Sunday, October 25, 2009

Just like riding a bike!

I haven't spun any yarn in so long, I wondered if I had forgotten how. I guess it's like riding a bike, once I started again, it came back to me immediately and began to feel natural again. The fiber I bought at the Shenandoah Valley Fiber Festival just spoke to me and I was glad to get started spinning it up. The reds are actually darker and more red/less pink than in the picture here. I bought a pound of this roving, it's Merino Wool, Alpaca, and Mohair (from the Angora goat-it's what makes the yarn have a hairy halo about it). It's so very soft and I just had to have some when I saw it. I used to do a lot of hand dyed rovings, both space dyed and processed like this one that has been extruded from the carding machine in stripes. I don't want to have to dye and deal with a lot of fleeces to get a nice colorway so I was glad to have found it. I was even more happy with the results once I began to spin it.

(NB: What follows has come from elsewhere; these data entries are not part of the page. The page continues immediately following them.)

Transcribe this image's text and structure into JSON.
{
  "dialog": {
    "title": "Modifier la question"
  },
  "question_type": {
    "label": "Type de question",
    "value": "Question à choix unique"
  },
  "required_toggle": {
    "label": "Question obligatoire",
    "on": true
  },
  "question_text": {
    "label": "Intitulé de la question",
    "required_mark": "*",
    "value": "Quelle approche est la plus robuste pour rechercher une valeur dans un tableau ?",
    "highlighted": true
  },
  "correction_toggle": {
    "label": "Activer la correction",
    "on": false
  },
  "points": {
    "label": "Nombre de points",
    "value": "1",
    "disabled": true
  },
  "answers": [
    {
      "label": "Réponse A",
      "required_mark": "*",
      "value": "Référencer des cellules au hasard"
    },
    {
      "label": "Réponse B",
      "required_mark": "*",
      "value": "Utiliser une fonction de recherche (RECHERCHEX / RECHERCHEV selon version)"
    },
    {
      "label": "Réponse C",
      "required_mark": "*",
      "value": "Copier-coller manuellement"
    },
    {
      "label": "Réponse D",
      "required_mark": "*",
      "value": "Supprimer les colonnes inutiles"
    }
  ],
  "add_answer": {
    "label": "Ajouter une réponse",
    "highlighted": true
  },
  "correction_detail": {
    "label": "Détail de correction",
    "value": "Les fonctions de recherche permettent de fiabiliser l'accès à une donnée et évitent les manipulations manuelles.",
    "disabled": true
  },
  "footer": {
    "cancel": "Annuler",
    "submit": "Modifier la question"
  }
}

If you're not a spinner and you're wondering why I'd go to the trouble of spinning my own yarn, I'll try to's because it feels so good, it's therapeutic, it's creative, and it's a way to really get exactly what you want for your project. It's also nice to know that nobody anywhere will have the same project in the same yarn as you will. A good quality yarn for the project I'm spinning for would cost me far more than the unspun fiber I've purchased for this project. Spinning is also very relaxing and rhythmic...and I do it in front of the TV in the living room so I get to spend time with the family and watch the shows I enjoy, but I get the added plus of yarn for knitting that I've completed while most people just watch TV. There is a tee shirt out (on cafe press) that says "I knit so I don't kill people" and spinning is just as therapeutic as knitting...the creative outlet is a very important aspect of good mental health for me. :)

I am also a great believer in the value of my time and effort. If I spend the time working on a project, I'm not going to use crappy yarn on it, my time is more important to me than that. I use "good" yarn on all my knitting, I use only natural fibers because I want my projects to be beautiful and to last forever, to be passed on and to be enjoyed by someone else after I've checked out. I do use a lot of commercial yarns, but again, only natural fibers. With hand spun yarns, I love the way the slight irregularities of hand spun yarn add interest, character, and beauty to a finished project.

This is a bobbin of singles or a single ply spun from the roving on my Ashland Joy spinning wheel against the backdrop of the ball of fiber. As you can see, the reds are much subdued after spinning, and the yarn is beginning to have a lot of interest and color contrasts in it, exactly what I'd hoped for. I've never spun this light weight of a yarn before, and it's actually much easier for me than trying to spin sport or worsted weight. I'm hoping for a fingering to lace weight once I've added the second ply to the first.
I made the second bobbin of singles today, and I was so excited to ply them together and see what the finished yarn will look like. This is the bobbin of two plied yarn on my Louet S-75 which is my workhorse for plying. It has more uptake so while I decided to use another wheel for the singles which I wanted to keep very thin, I always go back to my favorite S-75 for ease in spinning and I love the monster 4 ounce bobbins. I also have a skein winder mounted on this wheel so I made a skein of the yarn so I can set the spin on it before I use it.

This is the skeined yarn that I will be using for my project. It turned out to be 16-17 wpi and this skein weighs 3.7 ounces and contains about 309.17 yards, less than half of what I'll need to complete the project I'm going to use the yarn for. It's a little thicker than the lace weight called for in the pattern by diameter but not by weight, so I'm guessing I got the calculations wrong on the number of yards I made. I will need another skein and perhaps more, but I do have enough to get started on the project (after I finish some of the "on the needles" projects I'm in the middle of).

The project this is being spun for is this rectangular shawl. It's called "Miss Lambert's Shetland Pattern for a Shawl" and the pattern is in the "Victorian Lace Today" book. I've seen other examples of this shawl on Ravelry done in thicker yarn and I think it's going to be really nice regardless of the actual weight of the handspun. And the best of all is that nobody will have exactly the same yarn as I do!


Fiber Ninja said...

Ever since Franklin's class you have really been bitten by the lace knitting bug, haven't you?

Fiber addikt said...

Always have loved knitting lace...just finished a lace sock before his class. I've never really gotten away from lace projects but since I was getting burned out on socks, the class gave me some other project ideas. :) It's all good!